Write out every line below that includes the word "appointment".

#### Working data ####

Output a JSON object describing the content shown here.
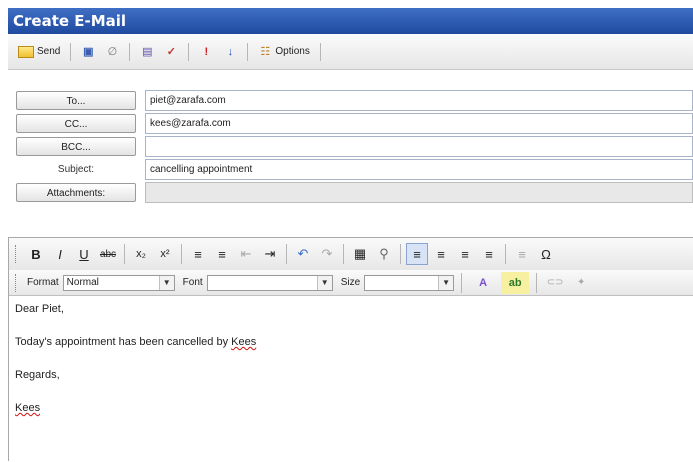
{
  "window": {
    "title": "Create E-Mail"
  },
  "toolbar": {
    "send_label": "Send",
    "options_label": "Options",
    "icons": [
      "envelope-icon",
      "save-icon",
      "attach-icon",
      "print-icon",
      "spellcheck-icon",
      "high-priority-icon",
      "low-priority-icon",
      "options-icon"
    ]
  },
  "header": {
    "to_label": "To...",
    "to_value": "piet@zarafa.com",
    "cc_label": "CC...",
    "cc_value": "kees@zarafa.com",
    "bcc_label": "BCC...",
    "bcc_value": "",
    "subject_label": "Subject:",
    "subject_value": "cancelling appointment",
    "attachments_label": "Attachments:",
    "attachments_value": ""
  },
  "editor": {
    "toolbar1": {
      "bold": "B",
      "italic": "I",
      "underline": "U",
      "strike": "abc",
      "subscript": "x₂",
      "superscript": "x²",
      "ordered_list": "≡",
      "unordered_list": "≡",
      "outdent": "⇤",
      "indent": "⇥",
      "undo": "↶",
      "redo": "↷",
      "table": "▦",
      "link": "⚲",
      "align_left": "≡",
      "align_center": "≡",
      "align_right": "≡",
      "align_justify": "≡",
      "hr": "≡",
      "special_char": "Ω"
    },
    "toolbar2": {
      "format_label": "Format",
      "format_value": "Normal",
      "font_label": "Font",
      "font_value": "",
      "size_label": "Size",
      "size_value": "",
      "text_color": "A",
      "bg_color": "ab"
    },
    "body": {
      "line1": "Dear Piet,",
      "line2_prefix": "Today's appointment has been cancelled by ",
      "line2_name": "Kees",
      "line3": "Regards,",
      "line4": "Kees"
    }
  },
  "colors": {
    "titlebar": "#2a56b0",
    "accent_active": "#d8e4f6",
    "spell_underline": "#d01010"
  }
}
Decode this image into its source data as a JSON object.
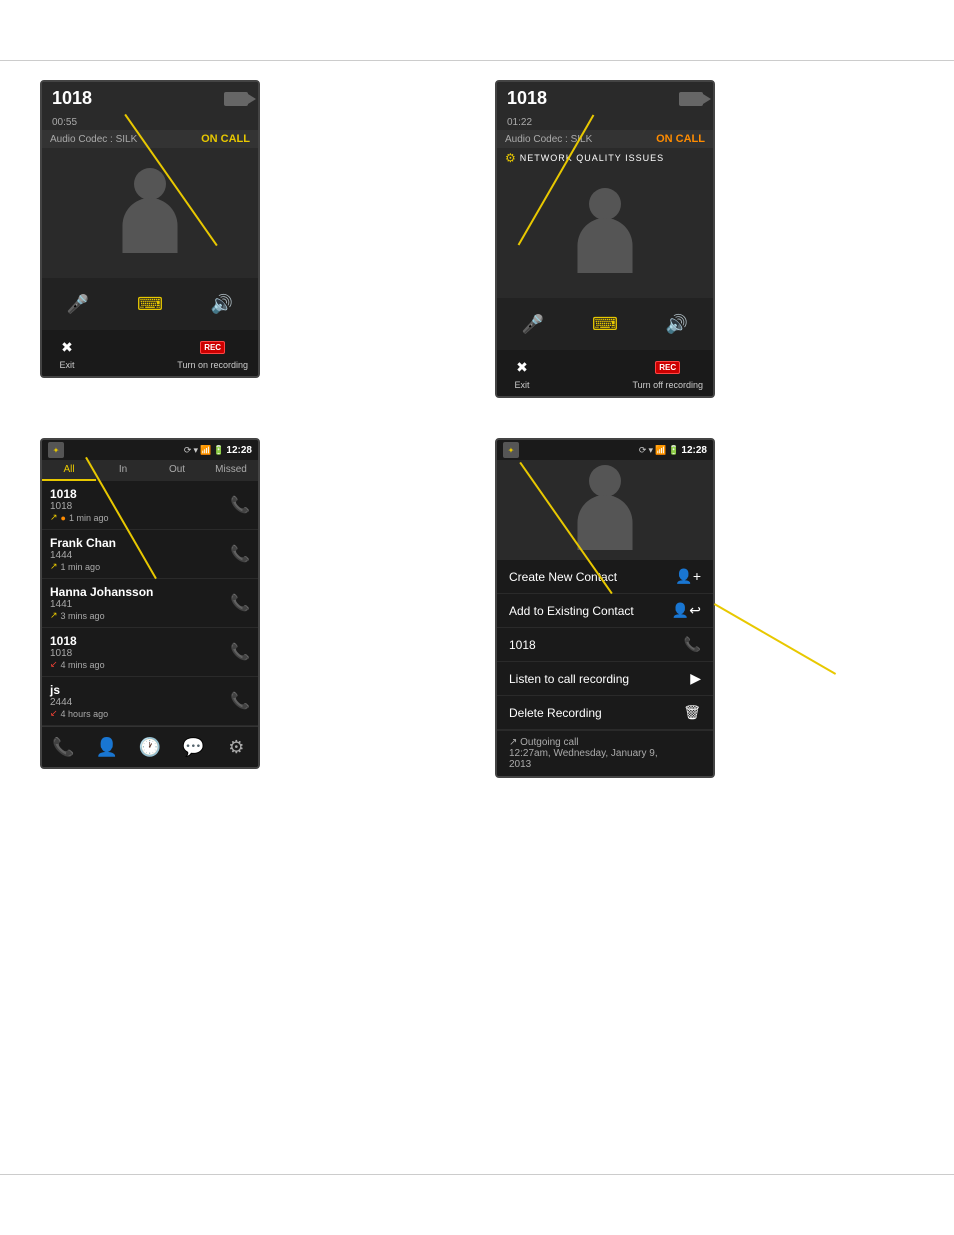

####

#### Answer box
    "subject_value": "cancelling appointment",
      "line2_prefix": "Today's appointment has been cancelled by ",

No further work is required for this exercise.